J. Crew Group, Inc., a privately held retailer, announced plans to close 39 additional stores by the end of January as its sales figures continue to plunge and its corporate debt tops $1.7 billion.
The 39 planned store closures represent about six percent of the company’s total number of stores, and they are double the number of closures that J. Crew had previously announced.
After the markets closed on Tuesday, J. Crew announced its third-quarter results, for the period ended September 30. The company announced that third-quarter revenue fell five percent to $566.7 million. Sales at the company’s flagship brand J. Crew tumbled 12% to $430.4 million.
Same-store sales at J. Crew were down 12% in the 2017 third quarter, compared to just a nine percent decline in the 2016 third quarter. More broadly, comparable company sales fell nine percent, compared to an eight percent decline in the same period last year.
The company reported a third-quarter net loss of $17.6 million, which is a significantly larger loss compared to the $7.9 million recorded in the third quarter of 2016. Total debt at the end of the third quarter was $1.7 billion, compared to $1.5 billion in the same period last year.
In the first nine months of 2017, total revenue was down four percent, at less than $1.7 billion. J. Crew lost $161.6 million in the first nine months of the year, compared to $24.6 million in the first nine months of last year.
Also in the first nine months, comparable company sales decreased by eight percent, following a seven percent decrease in the first nine months of 2016.
J. Crew Group to Enact New Strategy
The company said it expects 50 store closures in 2017. This represents an almost-67% increase in the number closures over the previously forecasted 30.
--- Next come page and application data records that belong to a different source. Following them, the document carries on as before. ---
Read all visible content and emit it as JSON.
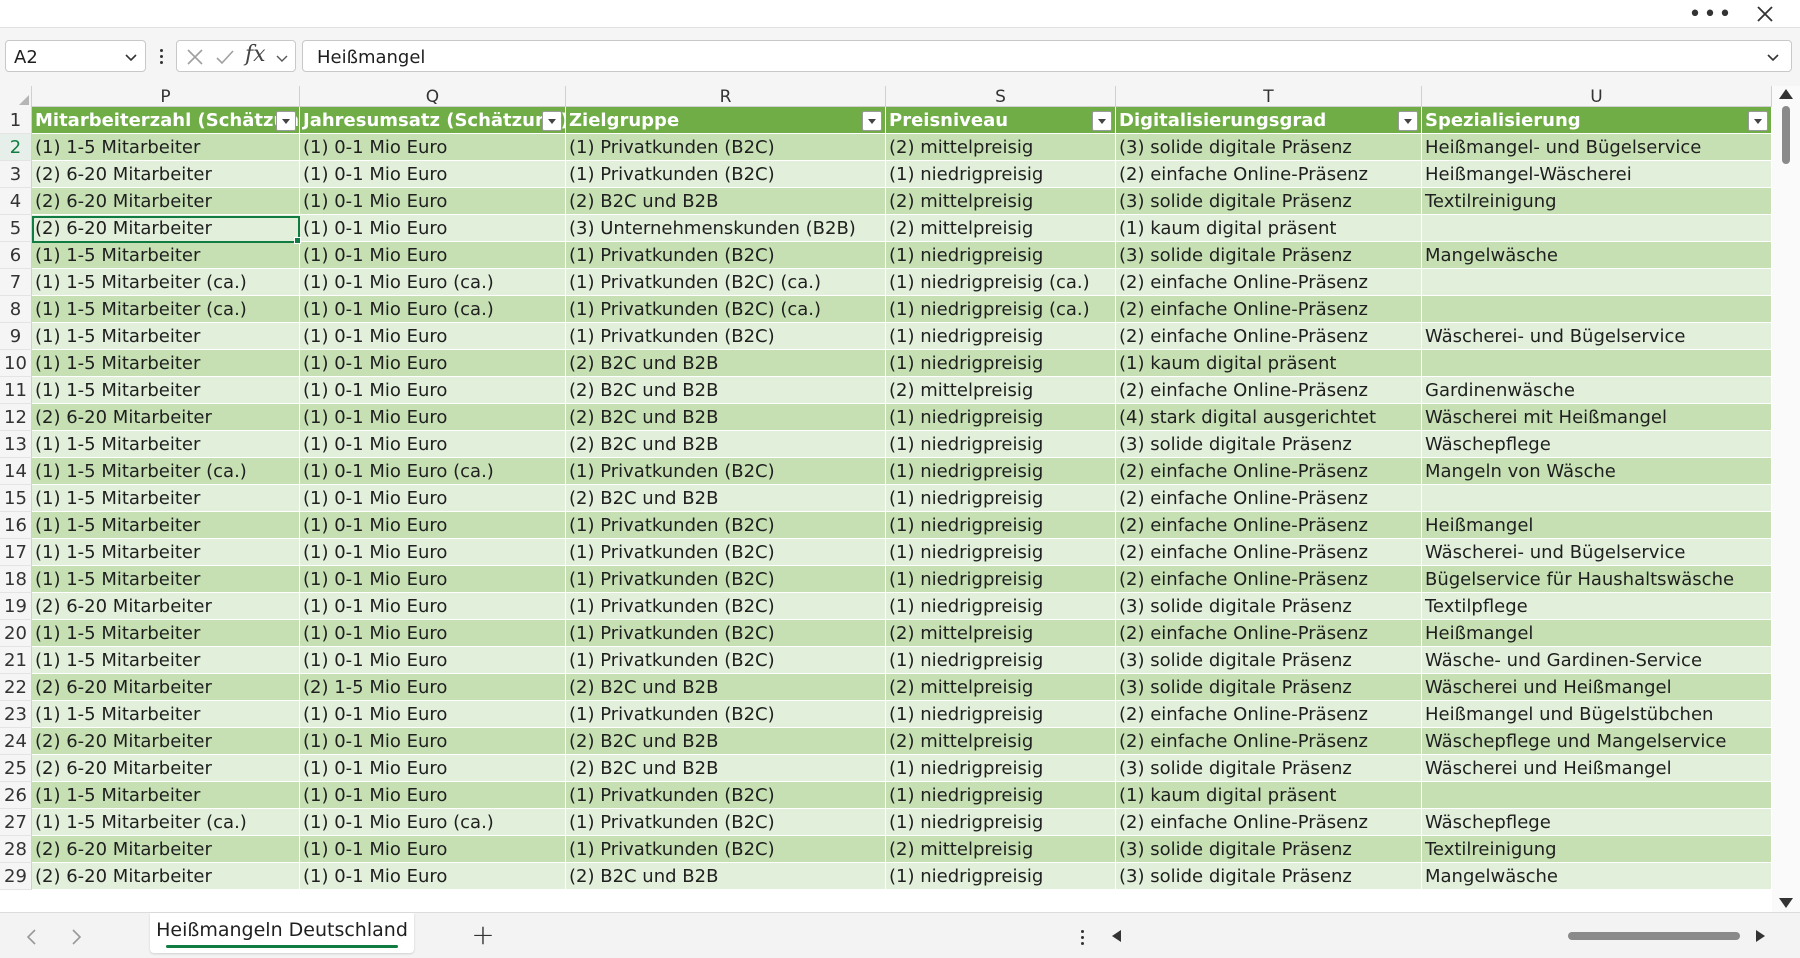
{
  "topbar": {
    "more_icon": "more-horizontal-icon",
    "close_icon": "close-icon"
  },
  "formula_bar": {
    "name_box": "A2",
    "fx_label": "fx",
    "content": "Heißmangel"
  },
  "columns": [
    {
      "letter": "P"
    },
    {
      "letter": "Q"
    },
    {
      "letter": "R"
    },
    {
      "letter": "S"
    },
    {
      "letter": "T"
    },
    {
      "letter": "U"
    }
  ],
  "header_row": {
    "num": "1",
    "cells": [
      "Mitarbeiterzahl (Schätzung)",
      "Jahresumsatz (Schätzung)",
      "Zielgruppe",
      "Preisniveau",
      "Digitalisierungsgrad",
      "Spezialisierung"
    ]
  },
  "rows": [
    {
      "num": "2",
      "cells": [
        "(1) 1-5 Mitarbeiter",
        "(1) 0-1 Mio Euro",
        "(1) Privatkunden (B2C)",
        "(2) mittelpreisig",
        "(3) solide digitale Präsenz",
        "Heißmangel- und Bügelservice"
      ]
    },
    {
      "num": "3",
      "cells": [
        "(2) 6-20 Mitarbeiter",
        "(1) 0-1 Mio Euro",
        "(1) Privatkunden (B2C)",
        "(1) niedrigpreisig",
        "(2) einfache Online-Präsenz",
        "Heißmangel-Wäscherei"
      ]
    },
    {
      "num": "4",
      "cells": [
        "(2) 6-20 Mitarbeiter",
        "(1) 0-1 Mio Euro",
        "(2) B2C und B2B",
        "(2) mittelpreisig",
        "(3) solide digitale Präsenz",
        "Textilreinigung"
      ]
    },
    {
      "num": "5",
      "cells": [
        "(2) 6-20 Mitarbeiter",
        "(1) 0-1 Mio Euro",
        "(3) Unternehmenskunden (B2B)",
        "(2) mittelpreisig",
        "(1) kaum digital präsent",
        ""
      ]
    },
    {
      "num": "6",
      "cells": [
        "(1) 1-5 Mitarbeiter",
        "(1) 0-1 Mio Euro",
        "(1) Privatkunden (B2C)",
        "(1) niedrigpreisig",
        "(3) solide digitale Präsenz",
        "Mangelwäsche"
      ]
    },
    {
      "num": "7",
      "cells": [
        "(1) 1-5 Mitarbeiter (ca.)",
        "(1) 0-1 Mio Euro (ca.)",
        "(1) Privatkunden (B2C) (ca.)",
        "(1) niedrigpreisig (ca.)",
        "(2) einfache Online-Präsenz",
        ""
      ]
    },
    {
      "num": "8",
      "cells": [
        "(1) 1-5 Mitarbeiter (ca.)",
        "(1) 0-1 Mio Euro (ca.)",
        "(1) Privatkunden (B2C) (ca.)",
        "(1) niedrigpreisig (ca.)",
        "(2) einfache Online-Präsenz",
        ""
      ]
    },
    {
      "num": "9",
      "cells": [
        "(1) 1-5 Mitarbeiter",
        "(1) 0-1 Mio Euro",
        "(1) Privatkunden (B2C)",
        "(1) niedrigpreisig",
        "(2) einfache Online-Präsenz",
        "Wäscherei- und Bügelservice"
      ]
    },
    {
      "num": "10",
      "cells": [
        "(1) 1-5 Mitarbeiter",
        "(1) 0-1 Mio Euro",
        "(2) B2C und B2B",
        "(1) niedrigpreisig",
        "(1) kaum digital präsent",
        ""
      ]
    },
    {
      "num": "11",
      "cells": [
        "(1) 1-5 Mitarbeiter",
        "(1) 0-1 Mio Euro",
        "(2) B2C und B2B",
        "(2) mittelpreisig",
        "(2) einfache Online-Präsenz",
        "Gardinenwäsche"
      ]
    },
    {
      "num": "12",
      "cells": [
        "(2) 6-20 Mitarbeiter",
        "(1) 0-1 Mio Euro",
        "(2) B2C und B2B",
        "(1) niedrigpreisig",
        "(4) stark digital ausgerichtet",
        "Wäscherei mit Heißmangel"
      ]
    },
    {
      "num": "13",
      "cells": [
        "(1) 1-5 Mitarbeiter",
        "(1) 0-1 Mio Euro",
        "(2) B2C und B2B",
        "(1) niedrigpreisig",
        "(3) solide digitale Präsenz",
        "Wäschepflege"
      ]
    },
    {
      "num": "14",
      "cells": [
        "(1) 1-5 Mitarbeiter (ca.)",
        "(1) 0-1 Mio Euro (ca.)",
        "(1) Privatkunden (B2C)",
        "(1) niedrigpreisig",
        "(2) einfache Online-Präsenz",
        "Mangeln von Wäsche"
      ]
    },
    {
      "num": "15",
      "cells": [
        "(1) 1-5 Mitarbeiter",
        "(1) 0-1 Mio Euro",
        "(2) B2C und B2B",
        "(1) niedrigpreisig",
        "(2) einfache Online-Präsenz",
        ""
      ]
    },
    {
      "num": "16",
      "cells": [
        "(1) 1-5 Mitarbeiter",
        "(1) 0-1 Mio Euro",
        "(1) Privatkunden (B2C)",
        "(1) niedrigpreisig",
        "(2) einfache Online-Präsenz",
        "Heißmangel"
      ]
    },
    {
      "num": "17",
      "cells": [
        "(1) 1-5 Mitarbeiter",
        "(1) 0-1 Mio Euro",
        "(1) Privatkunden (B2C)",
        "(1) niedrigpreisig",
        "(2) einfache Online-Präsenz",
        "Wäscherei- und Bügelservice"
      ]
    },
    {
      "num": "18",
      "cells": [
        "(1) 1-5 Mitarbeiter",
        "(1) 0-1 Mio Euro",
        "(1) Privatkunden (B2C)",
        "(1) niedrigpreisig",
        "(2) einfache Online-Präsenz",
        "Bügelservice für Haushaltswäsche"
      ]
    },
    {
      "num": "19",
      "cells": [
        "(2) 6-20 Mitarbeiter",
        "(1) 0-1 Mio Euro",
        "(1) Privatkunden (B2C)",
        "(1) niedrigpreisig",
        "(3) solide digitale Präsenz",
        "Textilpflege"
      ]
    },
    {
      "num": "20",
      "cells": [
        "(1) 1-5 Mitarbeiter",
        "(1) 0-1 Mio Euro",
        "(1) Privatkunden (B2C)",
        "(2) mittelpreisig",
        "(2) einfache Online-Präsenz",
        "Heißmangel"
      ]
    },
    {
      "num": "21",
      "cells": [
        "(1) 1-5 Mitarbeiter",
        "(1) 0-1 Mio Euro",
        "(1) Privatkunden (B2C)",
        "(1) niedrigpreisig",
        "(3) solide digitale Präsenz",
        "Wäsche- und Gardinen-Service"
      ]
    },
    {
      "num": "22",
      "cells": [
        "(2) 6-20 Mitarbeiter",
        "(2) 1-5 Mio Euro",
        "(2) B2C und B2B",
        "(2) mittelpreisig",
        "(3) solide digitale Präsenz",
        "Wäscherei und Heißmangel"
      ]
    },
    {
      "num": "23",
      "cells": [
        "(1) 1-5 Mitarbeiter",
        "(1) 0-1 Mio Euro",
        "(1) Privatkunden (B2C)",
        "(1) niedrigpreisig",
        "(2) einfache Online-Präsenz",
        "Heißmangel und Bügelstübchen"
      ]
    },
    {
      "num": "24",
      "cells": [
        "(2) 6-20 Mitarbeiter",
        "(1) 0-1 Mio Euro",
        "(2) B2C und B2B",
        "(2) mittelpreisig",
        "(2) einfache Online-Präsenz",
        "Wäschepflege und Mangelservice"
      ]
    },
    {
      "num": "25",
      "cells": [
        "(2) 6-20 Mitarbeiter",
        "(1) 0-1 Mio Euro",
        "(2) B2C und B2B",
        "(1) niedrigpreisig",
        "(3) solide digitale Präsenz",
        "Wäscherei und Heißmangel"
      ]
    },
    {
      "num": "26",
      "cells": [
        "(1) 1-5 Mitarbeiter",
        "(1) 0-1 Mio Euro",
        "(1) Privatkunden (B2C)",
        "(1) niedrigpreisig",
        "(1) kaum digital präsent",
        ""
      ]
    },
    {
      "num": "27",
      "cells": [
        "(1) 1-5 Mitarbeiter (ca.)",
        "(1) 0-1 Mio Euro (ca.)",
        "(1) Privatkunden (B2C)",
        "(1) niedrigpreisig",
        "(2) einfache Online-Präsenz",
        "Wäschepflege"
      ]
    },
    {
      "num": "28",
      "cells": [
        "(2) 6-20 Mitarbeiter",
        "(1) 0-1 Mio Euro",
        "(1) Privatkunden (B2C)",
        "(2) mittelpreisig",
        "(3) solide digitale Präsenz",
        "Textilreinigung"
      ]
    },
    {
      "num": "29",
      "cells": [
        "(2) 6-20 Mitarbeiter",
        "(1) 0-1 Mio Euro",
        "(2) B2C und B2B",
        "(1) niedrigpreisig",
        "(3) solide digitale Präsenz",
        "Mangelwäsche"
      ]
    }
  ],
  "sheet_tabs": {
    "active": "Heißmangeln Deutschland",
    "add_label": "+"
  },
  "colors": {
    "header_fill": "#70ad47",
    "band_dark": "#c6e0b4",
    "band_light": "#e2efda",
    "accent": "#107c41"
  }
}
In an effort to sound positive, CEO Jim Brett said, “Our goal is to reinvigorate the J. Crew Brand to reflect the America of today and to continue to drive strong momentum in the Madewell Brand.” Brett added, “As we solidify longer term strategies, we will continue to leverage our strong brand equity and unique capabilities to expand our reach, accelerate growth and maximize profitability.”
CFO Mike Nicholson said J. Crew is evolving from a traditional brick-and-mortar specialty retailer to a “digital-first” business. The store closures are simply part of that plan. Will this be enough to reinvigorate the J. Crew brand, or will it follow the same path as countless other one-time retail giants into oblivion?
To that end, Neil Saunders, the Managing Director at GlobalData Retail, said, “There is always an argument for change, but change by itself is neither a strategy nor a solution — it needs to be accompanied by a blueprint for reinventing the business.”
Saunders added, “While J. Crew has some rudimentary plans for change, we do not believe these are advanced enough to show on the shop-floor or to create a step change in business performance.”
Despite the U.S. economy being relatively strong, with unemployment at its lowest levels in 17 years, 2017 has set a record for the number of retail stores closing down. Since the start of 2017, U.S. retailers have shuttered more than 6,700 stores—a 235% year-over-year increase of store closures. That momentum is expected to continue into 2018.
“J.Crew Group, Inc. Announces Third Quarter Fiscal 2017 Results,” J. Crew Group, Inc., November 21, 2017.
“J. Crew will close dozens of stores by the end of January,” CNN, November 22, 2017.
“J. Crew to close 50 stores as sales plunge, again,” RetailDive, November 22, 2017.
“Weekly Store Openings and Closures Tracker #33,” Fung Global Retail & Tech, last accessed November 22, 2017.